PCI is testing models of primary health care across African markets which are priority countries for our founding funder of the Healthcare Innovation Programme – the Botswana based corporate, Letshego Financial Services. Our programme aims to tackle the growing burden of NCDs through prevention and early intervention but also importantly through ongoing affordable and appropriate healthcare within the community. Sharing expertise in NCD care and systems with well positioned local partners, PCI’s mission is to strengthen the capacity of primary care systems to tackle the NCD crisis which is expected to impede the global goal of ending extreme poverty by 2030 because patients whose income is set to modestly grow will divert funds to pay for costly treatments and drugs.
Clinical Project Lead Dr Caroline Jones explains: “as a GP in a busy urban practice in the UK, my role in this project is to share my clinical experience of family medicine and to communicate learning from across PCI’s programme in neighbouring East African contexts. The main focus of my visit was to train and mentor Jonathan in NCD systems. Over several intense days, he absorbed my 1:1 hypertension and diabetes training sessions, interspersed with further discussion and formulation of our project plans. As LifeNet’s newly recruited NCD lead, Jonathan brings considerable experience of community sensitisation and ‘screening camps’ and together we developed an NCD curriculum (blending PCI and LifeNet approaches), the screening and treatment protocols, the recall and referral systems, and the monitoring and evaluation needs. The process was collaborative whereby both organisations came away strengthened by the other’s experiences and expertise.”

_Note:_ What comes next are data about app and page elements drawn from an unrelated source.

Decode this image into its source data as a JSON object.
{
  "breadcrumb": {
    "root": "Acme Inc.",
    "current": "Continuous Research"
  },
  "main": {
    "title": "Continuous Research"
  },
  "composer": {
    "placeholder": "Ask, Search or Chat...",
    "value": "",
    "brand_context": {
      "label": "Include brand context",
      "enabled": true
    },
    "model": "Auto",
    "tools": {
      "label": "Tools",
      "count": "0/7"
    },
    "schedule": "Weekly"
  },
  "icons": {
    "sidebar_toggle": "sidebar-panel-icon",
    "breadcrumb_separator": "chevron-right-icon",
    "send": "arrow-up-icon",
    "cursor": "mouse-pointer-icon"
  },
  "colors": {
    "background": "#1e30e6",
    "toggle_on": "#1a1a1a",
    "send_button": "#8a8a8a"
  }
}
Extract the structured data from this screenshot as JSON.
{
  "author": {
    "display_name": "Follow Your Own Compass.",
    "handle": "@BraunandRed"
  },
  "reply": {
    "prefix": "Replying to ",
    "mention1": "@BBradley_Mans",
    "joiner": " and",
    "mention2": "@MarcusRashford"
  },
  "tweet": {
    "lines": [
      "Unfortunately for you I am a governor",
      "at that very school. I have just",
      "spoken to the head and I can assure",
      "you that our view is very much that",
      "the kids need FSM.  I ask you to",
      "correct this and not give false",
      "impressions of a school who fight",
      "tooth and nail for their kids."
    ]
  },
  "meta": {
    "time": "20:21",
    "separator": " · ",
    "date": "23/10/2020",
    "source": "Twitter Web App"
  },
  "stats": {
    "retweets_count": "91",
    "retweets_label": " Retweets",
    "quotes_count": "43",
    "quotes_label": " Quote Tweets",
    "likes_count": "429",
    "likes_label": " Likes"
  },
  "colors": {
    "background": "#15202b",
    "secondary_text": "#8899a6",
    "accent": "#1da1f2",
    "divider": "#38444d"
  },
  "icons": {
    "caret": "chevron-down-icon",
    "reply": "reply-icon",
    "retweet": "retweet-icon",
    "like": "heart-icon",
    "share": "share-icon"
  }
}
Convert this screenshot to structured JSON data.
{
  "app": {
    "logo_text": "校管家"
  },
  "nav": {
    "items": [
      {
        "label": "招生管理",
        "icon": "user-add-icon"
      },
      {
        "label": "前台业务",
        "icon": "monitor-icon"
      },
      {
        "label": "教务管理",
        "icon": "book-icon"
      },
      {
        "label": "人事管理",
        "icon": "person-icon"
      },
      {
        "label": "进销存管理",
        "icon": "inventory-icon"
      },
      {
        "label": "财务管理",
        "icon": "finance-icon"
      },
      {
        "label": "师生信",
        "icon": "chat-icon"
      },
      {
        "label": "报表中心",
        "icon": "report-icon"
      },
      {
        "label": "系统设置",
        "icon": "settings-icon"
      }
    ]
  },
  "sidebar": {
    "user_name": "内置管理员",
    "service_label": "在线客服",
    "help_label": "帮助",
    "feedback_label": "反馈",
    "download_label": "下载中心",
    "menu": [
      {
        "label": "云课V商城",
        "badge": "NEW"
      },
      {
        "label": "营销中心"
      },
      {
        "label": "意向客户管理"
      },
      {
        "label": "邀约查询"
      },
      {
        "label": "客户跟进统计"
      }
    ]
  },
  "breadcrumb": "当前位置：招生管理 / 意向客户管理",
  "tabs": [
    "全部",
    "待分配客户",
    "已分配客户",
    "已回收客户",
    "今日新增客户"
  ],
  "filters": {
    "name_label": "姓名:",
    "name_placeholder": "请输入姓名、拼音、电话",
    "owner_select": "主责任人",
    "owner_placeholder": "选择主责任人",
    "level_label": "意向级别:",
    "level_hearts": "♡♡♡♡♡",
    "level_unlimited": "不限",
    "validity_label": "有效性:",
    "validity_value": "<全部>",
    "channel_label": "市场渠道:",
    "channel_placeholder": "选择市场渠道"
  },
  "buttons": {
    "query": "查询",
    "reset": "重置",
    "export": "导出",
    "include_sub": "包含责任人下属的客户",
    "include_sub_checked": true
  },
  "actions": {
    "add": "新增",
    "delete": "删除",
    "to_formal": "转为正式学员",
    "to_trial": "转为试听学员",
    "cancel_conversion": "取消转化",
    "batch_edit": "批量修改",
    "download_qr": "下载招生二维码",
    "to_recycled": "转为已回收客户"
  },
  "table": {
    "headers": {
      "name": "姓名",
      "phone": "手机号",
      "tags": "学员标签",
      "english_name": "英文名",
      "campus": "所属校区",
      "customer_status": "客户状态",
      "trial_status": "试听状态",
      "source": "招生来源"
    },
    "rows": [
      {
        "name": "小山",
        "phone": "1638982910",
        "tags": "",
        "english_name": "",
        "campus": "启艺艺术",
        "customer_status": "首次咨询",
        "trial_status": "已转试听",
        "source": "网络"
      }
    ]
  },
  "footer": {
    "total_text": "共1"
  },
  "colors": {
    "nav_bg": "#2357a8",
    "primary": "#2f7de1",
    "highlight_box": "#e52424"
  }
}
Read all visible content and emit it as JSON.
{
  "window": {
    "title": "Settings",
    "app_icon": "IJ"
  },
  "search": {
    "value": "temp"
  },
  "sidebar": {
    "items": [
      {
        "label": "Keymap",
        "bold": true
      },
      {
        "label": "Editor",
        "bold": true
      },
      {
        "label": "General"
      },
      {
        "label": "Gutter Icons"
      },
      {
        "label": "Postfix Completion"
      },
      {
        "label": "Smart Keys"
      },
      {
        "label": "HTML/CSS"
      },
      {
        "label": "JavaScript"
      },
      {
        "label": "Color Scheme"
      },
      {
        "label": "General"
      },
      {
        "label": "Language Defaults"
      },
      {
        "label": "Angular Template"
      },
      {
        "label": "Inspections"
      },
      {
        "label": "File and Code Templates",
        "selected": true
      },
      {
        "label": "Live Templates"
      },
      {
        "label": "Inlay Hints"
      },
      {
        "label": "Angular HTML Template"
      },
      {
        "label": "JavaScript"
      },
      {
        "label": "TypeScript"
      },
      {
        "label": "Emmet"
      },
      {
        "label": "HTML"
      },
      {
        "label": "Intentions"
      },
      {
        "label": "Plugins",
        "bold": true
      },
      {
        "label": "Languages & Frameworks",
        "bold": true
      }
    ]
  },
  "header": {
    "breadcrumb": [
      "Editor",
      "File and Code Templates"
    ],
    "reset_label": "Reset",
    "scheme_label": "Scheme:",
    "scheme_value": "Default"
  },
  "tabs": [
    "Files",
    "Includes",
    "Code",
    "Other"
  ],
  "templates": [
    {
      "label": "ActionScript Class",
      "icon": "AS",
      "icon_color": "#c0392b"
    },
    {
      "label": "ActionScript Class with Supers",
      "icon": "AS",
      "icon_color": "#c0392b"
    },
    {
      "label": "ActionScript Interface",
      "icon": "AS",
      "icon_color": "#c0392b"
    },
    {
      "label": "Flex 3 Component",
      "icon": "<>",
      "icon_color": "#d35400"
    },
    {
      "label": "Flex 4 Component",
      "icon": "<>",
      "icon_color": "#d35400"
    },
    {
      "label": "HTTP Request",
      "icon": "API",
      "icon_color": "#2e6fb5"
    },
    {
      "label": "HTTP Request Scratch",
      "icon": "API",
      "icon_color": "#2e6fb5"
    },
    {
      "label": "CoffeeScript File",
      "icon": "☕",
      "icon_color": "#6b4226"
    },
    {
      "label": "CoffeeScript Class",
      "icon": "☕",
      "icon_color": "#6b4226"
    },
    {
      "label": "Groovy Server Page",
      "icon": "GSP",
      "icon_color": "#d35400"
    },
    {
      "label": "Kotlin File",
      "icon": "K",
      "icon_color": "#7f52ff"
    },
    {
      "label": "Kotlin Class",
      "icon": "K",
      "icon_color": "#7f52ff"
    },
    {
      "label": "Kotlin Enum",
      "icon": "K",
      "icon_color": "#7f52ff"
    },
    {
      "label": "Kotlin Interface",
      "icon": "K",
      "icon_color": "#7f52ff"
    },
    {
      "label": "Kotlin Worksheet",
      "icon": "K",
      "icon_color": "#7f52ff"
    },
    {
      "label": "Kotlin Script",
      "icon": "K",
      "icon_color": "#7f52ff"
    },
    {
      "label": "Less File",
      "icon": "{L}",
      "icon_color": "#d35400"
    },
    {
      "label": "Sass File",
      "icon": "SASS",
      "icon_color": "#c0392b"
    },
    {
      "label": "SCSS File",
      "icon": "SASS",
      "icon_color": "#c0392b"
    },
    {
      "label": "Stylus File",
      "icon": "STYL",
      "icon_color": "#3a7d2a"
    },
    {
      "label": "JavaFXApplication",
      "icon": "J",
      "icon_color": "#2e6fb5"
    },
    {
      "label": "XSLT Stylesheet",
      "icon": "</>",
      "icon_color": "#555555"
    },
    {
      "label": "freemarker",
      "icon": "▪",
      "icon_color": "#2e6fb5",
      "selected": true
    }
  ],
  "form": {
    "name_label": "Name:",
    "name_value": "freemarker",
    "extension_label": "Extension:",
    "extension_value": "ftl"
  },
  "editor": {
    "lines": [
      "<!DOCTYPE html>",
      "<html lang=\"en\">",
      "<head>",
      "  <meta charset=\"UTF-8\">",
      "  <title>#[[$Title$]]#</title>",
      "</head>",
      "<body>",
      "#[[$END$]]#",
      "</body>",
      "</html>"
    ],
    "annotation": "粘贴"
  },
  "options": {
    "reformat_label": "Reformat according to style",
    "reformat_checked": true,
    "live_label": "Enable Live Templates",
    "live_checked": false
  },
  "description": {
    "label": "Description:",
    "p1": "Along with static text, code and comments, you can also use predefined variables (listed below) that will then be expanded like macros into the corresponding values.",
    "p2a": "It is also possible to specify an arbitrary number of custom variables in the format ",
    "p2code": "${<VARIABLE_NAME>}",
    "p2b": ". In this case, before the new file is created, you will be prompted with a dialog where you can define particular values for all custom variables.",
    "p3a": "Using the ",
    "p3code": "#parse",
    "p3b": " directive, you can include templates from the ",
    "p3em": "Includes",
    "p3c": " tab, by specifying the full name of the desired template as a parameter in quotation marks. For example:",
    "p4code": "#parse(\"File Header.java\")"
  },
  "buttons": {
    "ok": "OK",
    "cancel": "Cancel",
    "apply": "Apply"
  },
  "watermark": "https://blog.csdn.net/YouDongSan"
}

Whilst in Masaka, where this project is being piloted, we met with the Diocese health coordinator Father Emmanuel, who was excited to hear our progress and keen to share what we were doing with all the health centres in the Diocese. Tracy, the officer in charge at one of the three selected health centres for our pilot, expressed their enthusiasm for the project. Within these communities we will be proactively working with the health centre teams to find patients with hypertension and diabetes, enrol them in care, monitor and evaluate each aspect of that care, and at the end of one year measure their retention in care and lessons learned. This will provide valuable experience in developing an effective Ugandan NCD primary care model.
It is now April 2018 and our pilot has launched – at the three pilot health centres: staff have been trained, monitoring and evaluation systems developed, equipment ordered, and screening events scheduled. We look forward to reporting back on lessons learnt as retention data emerges from the project.